I must start with a confession: for my entire mathematical life, I have strongly preferred two dimensions to three. I think this preference was born in my (poorly taught) undergraduate multivariable calculus course, which left me with two firm conclusions: first, that dealing with triple integrals was an absolutely horrible experience, and second, that I had little no or no intuition about how to visualize things in three dimensions.

My preference for “keeping things planar” has persisted to this day, and affects the way I do certain things. For the last several years, for example, I have taught a two-semester course at the senior undergraduate level in geometry, and although in those two semesters I teach geometry from a variety of perspectives (analytic and synthetic, Euclidean and non-Euclidean, transformational, etc.) I have never given any real thought to doing solid geometry at all. As a result of looking at this book, though, that may change. If I had had access to this text in my formative years, my entire attitude about multidimensional geometry might well be different now.

The book offers a smorgasbord of topics in solid geometry, arranged in chapters that (except for the first one, which is introductory) each center on a useful technique: enumeration, representation (of numbers as volumes), dissection, taking plane sections, intersection, iteration, motion, projection and folding/unfolding. Each chapter provides several examples of the technique that is the subject of that chapter; some are quite modern but others are classical. To give a sense of what is discussed, I list below a topic or problem from each of these nine chapters:

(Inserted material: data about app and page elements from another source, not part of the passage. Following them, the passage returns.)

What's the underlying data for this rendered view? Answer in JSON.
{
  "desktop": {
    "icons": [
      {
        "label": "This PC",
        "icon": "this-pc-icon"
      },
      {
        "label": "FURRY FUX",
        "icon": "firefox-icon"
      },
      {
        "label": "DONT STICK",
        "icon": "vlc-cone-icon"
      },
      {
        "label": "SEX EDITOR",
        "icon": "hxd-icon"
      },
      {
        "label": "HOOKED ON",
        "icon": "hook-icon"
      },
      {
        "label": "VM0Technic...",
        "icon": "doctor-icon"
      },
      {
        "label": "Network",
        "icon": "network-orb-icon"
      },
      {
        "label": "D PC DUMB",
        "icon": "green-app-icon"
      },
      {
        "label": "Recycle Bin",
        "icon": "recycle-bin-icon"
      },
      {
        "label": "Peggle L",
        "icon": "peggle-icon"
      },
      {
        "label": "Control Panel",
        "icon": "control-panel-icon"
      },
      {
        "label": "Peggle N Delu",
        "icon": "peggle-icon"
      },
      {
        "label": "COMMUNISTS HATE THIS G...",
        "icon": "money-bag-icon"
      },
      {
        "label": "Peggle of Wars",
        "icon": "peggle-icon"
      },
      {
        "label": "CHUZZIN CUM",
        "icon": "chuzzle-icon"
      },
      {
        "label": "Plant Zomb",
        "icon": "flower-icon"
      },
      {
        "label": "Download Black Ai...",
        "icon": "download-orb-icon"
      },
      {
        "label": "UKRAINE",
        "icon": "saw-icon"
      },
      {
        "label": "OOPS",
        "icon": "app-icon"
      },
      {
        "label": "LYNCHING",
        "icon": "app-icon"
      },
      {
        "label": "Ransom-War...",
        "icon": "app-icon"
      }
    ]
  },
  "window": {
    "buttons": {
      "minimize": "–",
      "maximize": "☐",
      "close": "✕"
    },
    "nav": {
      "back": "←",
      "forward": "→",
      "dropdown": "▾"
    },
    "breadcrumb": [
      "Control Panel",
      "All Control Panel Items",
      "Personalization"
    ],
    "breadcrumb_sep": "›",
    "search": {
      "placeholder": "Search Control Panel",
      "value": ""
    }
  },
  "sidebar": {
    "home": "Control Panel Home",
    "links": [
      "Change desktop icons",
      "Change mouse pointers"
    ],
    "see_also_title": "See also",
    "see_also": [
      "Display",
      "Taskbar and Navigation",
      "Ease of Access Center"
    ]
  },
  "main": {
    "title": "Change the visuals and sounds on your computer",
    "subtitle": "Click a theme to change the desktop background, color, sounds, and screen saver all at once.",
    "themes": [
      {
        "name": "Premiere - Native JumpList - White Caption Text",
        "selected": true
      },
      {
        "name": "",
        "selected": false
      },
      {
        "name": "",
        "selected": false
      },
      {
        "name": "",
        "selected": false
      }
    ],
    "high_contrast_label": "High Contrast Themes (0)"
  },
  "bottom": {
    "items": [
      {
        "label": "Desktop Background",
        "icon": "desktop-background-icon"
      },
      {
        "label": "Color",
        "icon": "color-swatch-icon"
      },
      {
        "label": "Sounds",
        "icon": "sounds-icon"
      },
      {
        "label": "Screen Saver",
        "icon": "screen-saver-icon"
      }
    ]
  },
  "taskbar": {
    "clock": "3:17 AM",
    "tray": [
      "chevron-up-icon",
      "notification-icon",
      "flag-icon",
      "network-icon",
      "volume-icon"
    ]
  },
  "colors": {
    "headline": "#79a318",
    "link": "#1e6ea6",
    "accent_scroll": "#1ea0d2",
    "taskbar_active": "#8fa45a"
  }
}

- What is the maximum number of parts that three-dimensional space can be divided into by
*n* planes?
- A geometric proof of the arithmetic mean/geometric mean inequality for three numbers, followed by some examples of its use in geometric optimization problems
- Establishing formulas for the volume of a number of different polyhedra
- The theorem of de Gua (a three-dimensional version of the Pythagorean theorem for right tetrahedra)
- A discussion of Prince Rupert’s Cube, the largest cube that can pass through a hole in the unit cube (amazingly, this cube has edge length greater than 1)
- The Schwarz Lantern (a polyhedral surface, depending on two parameters, that can be inscribed in a cylinder; depending on the parameters, however, the Schwarz Lantern can have an area varying from that of the cylinder to any arbitrarily large positive number)
- Viviani’s theorem for a regular tetrahedron (involving a formula for the sum of the perpendicular distances from an interior point of the tetrahedron to the four faces)
- A projection-based proof of Euler’s formula \(V - E + F = 2\)
- Solving the classical Greek problem of doubling the cube (which is impossible using only compass and straightedge) by paper folding

The foregoing selection of topics represents only a small sample of the vignettes that are discussed in the book. One interesting feature of the text that should be noted is that on several occasions the authors use three-dimensional theory to prove results in the plane: for example, on pages 119–120, there is a brief discussion of Desargues’ theorem (although I was surprised that the name wasn’t used) and, on pages 185–186, proofs of two little-known results of Euclidean plane geometry (for example, if three circles with the same radius are all drawn through a point, then the other three points of intersection determine a circle with the same radius).

The writing seemed to me to be clear, though succinct and efficient. The authors have managed to keep the prerequisites for reading this book to a minimum; certainly a year of calculus is sufficient for just about everything done here, and even a college freshman without any calculus would find almost all of the text comprehensible, since calculus is used in only a handful of circumstances.

The book employs a number of nice pedagogical features. Each chapter contains lots of photographs and drawings; hardly a page goes by without some kind of picture on it. Many of these are drawings that illustrate the mathematics, but there are also a lot of photographs of works of art and architecture around the world, accompanied by useful discussion. In addition, each chapter ends with quite a few (ranging from about ten to twenty) exercises, called “challenges”; solutions or hints to all of these are provided in the back of the book, which may enhance its value for self-study but make it less convenient for use as a text. There is a good six-page list of references, including both books and journal articles, including a few that are not in English.

Not many university mathematics departments offer courses on solid geometry, so I don’t imagine that this book will find a lot of use as a text for a regularly offered course. However, I can certainly see this book being used with profit as a text for an honors seminar or as supplemental reading in a geometry course. It’s certainly something that anybody interested in geometry would want to take a look at — even if, like me, you didn’t think you were all that interested in solid geometry.

Mark Hunacek (mhunacek@iastate.edu) teaches mathematics at Iowa State University.